Now that I was to this point, I was ready to move the posts over. This process looked something like this (I'm ignoring installation & configuration of Ghost, DNS, Cloudflare, etc.):

  1. Installed the Ghost plugin for Wordpress(If you haven't noticed, there's a plugin to Wordpress for almost everything, which is why it's so popular!)
  2. The plugin has an "Export to Ghost" feature that generates a JSON file for you to download. This is what you need.
  3. Once you have the JSON file download, go into your new Ghost deployment and upload it into Ghost.
  4. Go check it out and fix up anything that's wacky
How'd it go?

Well enough. I actually had to hack at the JSON file a little bit. For some reason, the way it was exporting users from Wordpress was preventing the file from importing into Ghost. A little bit of googling helped me find the problem and I was able to get it working. Unfortunately, I can't really elaborate on what I did. Other than this, it was about what you would expect: The import worked well for about 95% of things but still needed some manual touching up to be 100% good (which I've not yet fully done). The specific issues I had to manually touch up:

  • Hacking at the JSON file to get it to import successfully
  • Reformatting all of my formatted code in blog posts (I think this was mostly because years ago I got a little fancy with a code formatting plugin in Wordpress that used some non-standard syntax - you may not have this same problem). I think I still have some poorly-formatted code in some old posts to keep going through. I fixed some but not all of them.
  • The JSON import will create a new user and attribute all posts to that user - it won't be attributed to your current user in Ghost. I initially started to move them from one user to another until I decided not to and just let old posts stay assigned to the other user. So I just tweaked the two users' metadata such that it won't impact my site's readers in any meaningful way but if I ever need to know which posts are "old Wordpress posts" instead of Ghosts posts, this is one way I can do that. You know, like when I finally recover my old blog's comments.
  • Other than that, I think there might have been 1-2 random things to address. Nothing major.

Wrap-up
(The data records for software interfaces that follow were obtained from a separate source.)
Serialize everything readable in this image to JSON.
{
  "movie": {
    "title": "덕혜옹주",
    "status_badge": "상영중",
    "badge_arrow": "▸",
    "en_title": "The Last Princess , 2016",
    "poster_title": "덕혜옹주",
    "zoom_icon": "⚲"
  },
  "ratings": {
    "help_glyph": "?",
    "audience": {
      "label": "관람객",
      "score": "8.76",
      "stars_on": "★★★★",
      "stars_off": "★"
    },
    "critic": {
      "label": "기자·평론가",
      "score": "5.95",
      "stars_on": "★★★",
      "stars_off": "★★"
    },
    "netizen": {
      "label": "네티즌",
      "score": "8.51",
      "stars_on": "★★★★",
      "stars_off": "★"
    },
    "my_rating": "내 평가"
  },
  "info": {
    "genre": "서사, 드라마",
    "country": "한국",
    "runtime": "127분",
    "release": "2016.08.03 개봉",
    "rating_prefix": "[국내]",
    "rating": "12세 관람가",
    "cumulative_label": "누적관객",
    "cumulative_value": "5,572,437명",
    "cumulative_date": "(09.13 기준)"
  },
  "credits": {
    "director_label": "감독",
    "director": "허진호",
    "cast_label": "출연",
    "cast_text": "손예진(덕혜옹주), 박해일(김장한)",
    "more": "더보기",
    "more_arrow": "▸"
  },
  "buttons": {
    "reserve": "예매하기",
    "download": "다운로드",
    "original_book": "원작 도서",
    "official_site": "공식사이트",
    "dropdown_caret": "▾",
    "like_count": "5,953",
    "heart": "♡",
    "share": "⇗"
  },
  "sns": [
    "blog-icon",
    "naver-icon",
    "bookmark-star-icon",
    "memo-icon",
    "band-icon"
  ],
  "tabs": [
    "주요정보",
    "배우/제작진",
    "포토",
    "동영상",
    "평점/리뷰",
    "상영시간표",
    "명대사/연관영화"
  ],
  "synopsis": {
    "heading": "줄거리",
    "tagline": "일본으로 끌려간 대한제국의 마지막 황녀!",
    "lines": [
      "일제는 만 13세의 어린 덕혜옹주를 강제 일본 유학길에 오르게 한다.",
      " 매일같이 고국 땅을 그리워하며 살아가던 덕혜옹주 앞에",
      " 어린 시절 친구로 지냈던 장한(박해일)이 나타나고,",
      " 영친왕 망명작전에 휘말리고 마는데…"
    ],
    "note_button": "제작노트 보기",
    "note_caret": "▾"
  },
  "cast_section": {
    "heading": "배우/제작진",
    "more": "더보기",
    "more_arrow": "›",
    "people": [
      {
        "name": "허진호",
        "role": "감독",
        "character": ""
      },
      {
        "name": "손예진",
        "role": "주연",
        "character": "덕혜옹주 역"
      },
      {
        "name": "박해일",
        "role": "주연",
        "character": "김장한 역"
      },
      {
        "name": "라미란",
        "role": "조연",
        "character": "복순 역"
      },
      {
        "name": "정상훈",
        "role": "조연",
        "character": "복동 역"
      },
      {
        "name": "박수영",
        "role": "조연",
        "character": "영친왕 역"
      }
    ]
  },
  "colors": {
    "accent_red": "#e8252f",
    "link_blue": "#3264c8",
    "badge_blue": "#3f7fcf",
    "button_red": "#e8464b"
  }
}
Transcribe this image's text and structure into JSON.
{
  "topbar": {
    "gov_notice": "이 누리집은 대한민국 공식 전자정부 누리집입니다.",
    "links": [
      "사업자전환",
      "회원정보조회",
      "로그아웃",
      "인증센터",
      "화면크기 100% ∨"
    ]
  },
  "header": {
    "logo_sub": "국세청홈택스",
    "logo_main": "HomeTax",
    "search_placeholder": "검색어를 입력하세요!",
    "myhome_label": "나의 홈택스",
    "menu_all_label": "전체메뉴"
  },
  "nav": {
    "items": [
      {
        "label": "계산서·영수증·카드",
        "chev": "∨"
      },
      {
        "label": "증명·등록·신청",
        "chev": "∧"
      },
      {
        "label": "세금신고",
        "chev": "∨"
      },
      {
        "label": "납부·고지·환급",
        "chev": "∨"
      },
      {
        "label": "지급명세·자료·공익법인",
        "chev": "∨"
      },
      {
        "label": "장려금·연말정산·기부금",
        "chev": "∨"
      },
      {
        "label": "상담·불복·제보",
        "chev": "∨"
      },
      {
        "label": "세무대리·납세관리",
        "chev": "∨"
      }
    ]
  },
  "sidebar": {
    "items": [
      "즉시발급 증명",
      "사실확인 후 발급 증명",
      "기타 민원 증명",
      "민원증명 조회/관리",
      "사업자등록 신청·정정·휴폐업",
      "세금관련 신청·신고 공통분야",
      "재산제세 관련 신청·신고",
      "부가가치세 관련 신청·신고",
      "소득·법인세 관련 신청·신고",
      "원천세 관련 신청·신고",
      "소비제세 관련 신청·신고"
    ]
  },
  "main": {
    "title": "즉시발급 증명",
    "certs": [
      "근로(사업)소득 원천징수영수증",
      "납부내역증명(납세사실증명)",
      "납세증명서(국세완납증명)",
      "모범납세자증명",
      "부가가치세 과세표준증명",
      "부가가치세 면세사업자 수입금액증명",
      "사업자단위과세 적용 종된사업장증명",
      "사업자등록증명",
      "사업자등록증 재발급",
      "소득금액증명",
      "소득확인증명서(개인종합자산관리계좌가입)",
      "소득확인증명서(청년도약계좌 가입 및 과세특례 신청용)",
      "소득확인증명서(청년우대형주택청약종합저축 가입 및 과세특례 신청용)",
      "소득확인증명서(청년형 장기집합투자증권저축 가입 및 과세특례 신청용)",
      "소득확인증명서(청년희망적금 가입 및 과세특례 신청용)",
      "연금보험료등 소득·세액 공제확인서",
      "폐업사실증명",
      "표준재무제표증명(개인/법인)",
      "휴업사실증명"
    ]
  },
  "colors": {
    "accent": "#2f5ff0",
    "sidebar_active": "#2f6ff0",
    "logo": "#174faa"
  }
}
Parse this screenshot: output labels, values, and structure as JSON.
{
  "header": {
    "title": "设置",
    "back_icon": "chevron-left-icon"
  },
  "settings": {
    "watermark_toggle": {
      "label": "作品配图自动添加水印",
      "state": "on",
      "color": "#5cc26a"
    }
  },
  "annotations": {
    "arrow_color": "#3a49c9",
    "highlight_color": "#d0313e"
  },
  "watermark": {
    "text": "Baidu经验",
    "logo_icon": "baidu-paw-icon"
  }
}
Overall, it was a pretty easy process. I think I spent more time figuring out how to do things than I did actually doing things. The end product wasn't perfect but I think with more planning, and if I spent more time practicing the migration, I could have gotten it to perfect. But I'm very satisfied with the results and, so far, I'm enjoying the Ghost platform much more than I was with Wordpress. Between the ability to load it up with plugins and tweaks you can make and advanced settings to play with in addition to the burden of security, Wordpress was becoming a liability for me and it's nice no longer having that burden. Ghost is much simpler and takes far less of my time to do anything with it. I'd do it all over again if I had the choice though I'd probably have spent another hour or two trying to get my comments to come through seemlessly if I knew then what I know now.